Jacob Hashimoto was born in Greeley, Colorado in 1973 and is a graduate of the School of the Art Institute of Chicago. He lives and works in Queens, New York. Hashimoto has been featured in solo museum exhibitions at MOCA Paciﬁc Design Center in Los Angeles, MACRO Museum of Contemporary Art in Rome, Fondazione Querini Stampalia in Venice, LACMA Los Angeles County Museum of Art, Schauwerk Sindleﬁngen in Germany, and the Wäinö Aaltonen Museum of Art in Finland. He has also had solo shows at Mary Boone Gallery in New York, Rhona Hoffman Gallery in Chicago, Studio la Città in Verona, Galerie Forsblom in Helsinki, Anglim Gilbert Gallery in San Francisco, and Leila Heller Gallery in Dubai, among others. His work is in the collections of LACMA Los Angeles County Museum of Art, EMMA Saastamoinen Foundation, Schauwerk Sindelﬁngen, The California Endowment, and numerous other public collections.
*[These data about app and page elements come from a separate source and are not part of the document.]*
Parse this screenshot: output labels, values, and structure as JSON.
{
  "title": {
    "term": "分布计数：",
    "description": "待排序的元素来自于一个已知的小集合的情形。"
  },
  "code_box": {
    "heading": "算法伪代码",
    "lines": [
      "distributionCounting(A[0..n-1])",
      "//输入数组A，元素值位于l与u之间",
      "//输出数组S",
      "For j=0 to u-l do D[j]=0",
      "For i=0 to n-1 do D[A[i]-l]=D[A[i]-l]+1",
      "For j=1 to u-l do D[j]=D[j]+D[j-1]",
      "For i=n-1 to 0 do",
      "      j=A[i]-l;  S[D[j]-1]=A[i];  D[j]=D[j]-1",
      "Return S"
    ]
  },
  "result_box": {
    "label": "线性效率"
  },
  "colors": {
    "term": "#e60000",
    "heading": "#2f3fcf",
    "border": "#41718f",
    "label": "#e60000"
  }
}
The idea for bringing Hashimoto to a Dallas museum emerged years ago. While still living in Chicago in 2012, Crow Museum Curator Jacqueline Chao was heading to another gallery when she came upon an incredible installation of blue-and-white kites in progress, all evenly strung from the ceiling and forming what seemed like a giant wave that was slightly swaying with the wind.
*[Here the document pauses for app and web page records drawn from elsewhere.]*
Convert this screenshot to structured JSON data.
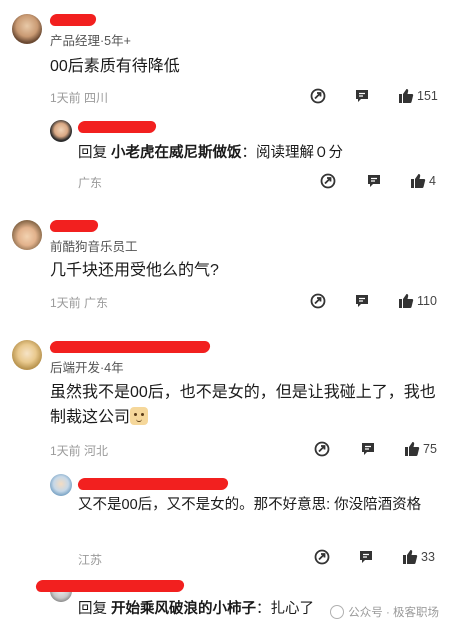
{
  "colors": {
    "redaction": "#f2201f",
    "meta": "#9a9a9a",
    "text": "#1a1a1a"
  },
  "comments": [
    {
      "role": "产品经理·5年+",
      "text": "00后素质有待降低",
      "meta": "1天前 四川",
      "likes": "151",
      "reply": {
        "prefix": "回复 ",
        "reply_to": "小老虎在威尼斯做饭",
        "text": "：阅读理解０分",
        "meta": "广东",
        "likes": "4"
      }
    },
    {
      "role": "前酷狗音乐员工",
      "text": "几千块还用受他么的气?",
      "meta": "1天前 广东",
      "likes": "110"
    },
    {
      "role": "后端开发·4年",
      "text": "虽然我不是00后，也不是女的，但是让我碰上了，我也制裁这公司",
      "emoji": "doge-emoji",
      "meta": "1天前 河北",
      "likes": "75",
      "reply": {
        "text": "又不是00后，又不是女的。那不好意思: 你没陪酒资格",
        "meta": "江苏",
        "likes": "33"
      }
    },
    {
      "reply": {
        "prefix": "回复 ",
        "reply_to": "开始乘风破浪的小柿子",
        "text": "：扎心了"
      }
    }
  ],
  "watermark": "公众号 · 极客职场",
  "icons": {
    "share": "share-icon",
    "comment": "comment-icon",
    "like": "thumbs-up-icon"
  }
}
The colors of the papers were vibrant and the geometric formation so incredibly intriguing, I felt as though I had stepped into some sort of pixelated dream, said Chao. I never forgot about this experience, and so years later, after having moved to Dallas and accepting the position of curator at the Crow Museum, I reached out to Jacob. After a studio visit and a trip to Dallas, we determined that he could use our museum for one of his site-specific installations.
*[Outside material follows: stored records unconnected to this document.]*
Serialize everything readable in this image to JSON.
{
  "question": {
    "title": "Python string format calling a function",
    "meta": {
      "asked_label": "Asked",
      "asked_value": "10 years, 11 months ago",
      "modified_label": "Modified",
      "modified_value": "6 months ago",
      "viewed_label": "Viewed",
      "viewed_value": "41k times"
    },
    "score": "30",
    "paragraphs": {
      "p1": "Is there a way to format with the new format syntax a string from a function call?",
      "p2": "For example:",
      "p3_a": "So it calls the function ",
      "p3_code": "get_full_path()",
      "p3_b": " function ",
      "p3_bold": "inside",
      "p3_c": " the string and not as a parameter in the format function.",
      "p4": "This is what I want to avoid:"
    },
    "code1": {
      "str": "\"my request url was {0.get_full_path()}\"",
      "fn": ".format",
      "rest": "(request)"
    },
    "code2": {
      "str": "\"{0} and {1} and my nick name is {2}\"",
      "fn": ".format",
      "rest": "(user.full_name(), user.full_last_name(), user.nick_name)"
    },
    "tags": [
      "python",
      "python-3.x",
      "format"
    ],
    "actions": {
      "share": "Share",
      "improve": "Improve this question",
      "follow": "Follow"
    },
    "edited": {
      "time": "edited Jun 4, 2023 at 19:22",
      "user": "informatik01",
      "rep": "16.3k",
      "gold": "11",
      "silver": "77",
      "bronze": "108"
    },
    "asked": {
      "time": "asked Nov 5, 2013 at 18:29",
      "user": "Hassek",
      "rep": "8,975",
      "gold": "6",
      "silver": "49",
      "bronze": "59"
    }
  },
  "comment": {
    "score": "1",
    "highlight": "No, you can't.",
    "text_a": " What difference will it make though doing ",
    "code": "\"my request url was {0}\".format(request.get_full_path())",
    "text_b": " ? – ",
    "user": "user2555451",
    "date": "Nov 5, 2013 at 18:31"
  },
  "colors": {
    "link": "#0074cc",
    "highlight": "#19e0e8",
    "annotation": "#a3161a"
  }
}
We explored how to integrate our Museums beloved Mughal façade (installed in our largest gallery) into his installation, and Jacob suggested the idea of working with the gallerys architecture, bringing the outside inside, perhaps creating an outdoor feeling or sense of sky inside, added Chao. From that original conversation, I knew that whatever he created would be an incredible experience for our visitors.
The theme of focusing on clouds aligns with the Crow Museums 20th anniversary kick-off. Hashimoto explains that clouds have played a variety of roles as a visual element in the arts of Asia throughout time. A cloud could conjure anything from a celestial Daoist realm to lingzhi, medicinal mushrooms of immortality once believed to revive the dead. The generative and auspicious potential of clouds has long existed in the history of art. The amorphous nature of mist in dialogue with the tangible and rigid has long inspired the work of artists, designers and architects, from Fujiko Nakayas cloud paintings and fog sculptures, to Diller and Scofidios Blur Building in Lake Neuchâtel. In todays era of big data, clouds have also come to represent the negligibly small, where modular bits of information are now amassed into infinitely scalable systems that function at a distance, removed from sight but still lingering overhead. Physically in conversation with the Museums architecture and prominent permanent collection, Nuvole (2006-2018) poetically points to the generative and collaborative relationships and creative conversations that have occurred between artists over time.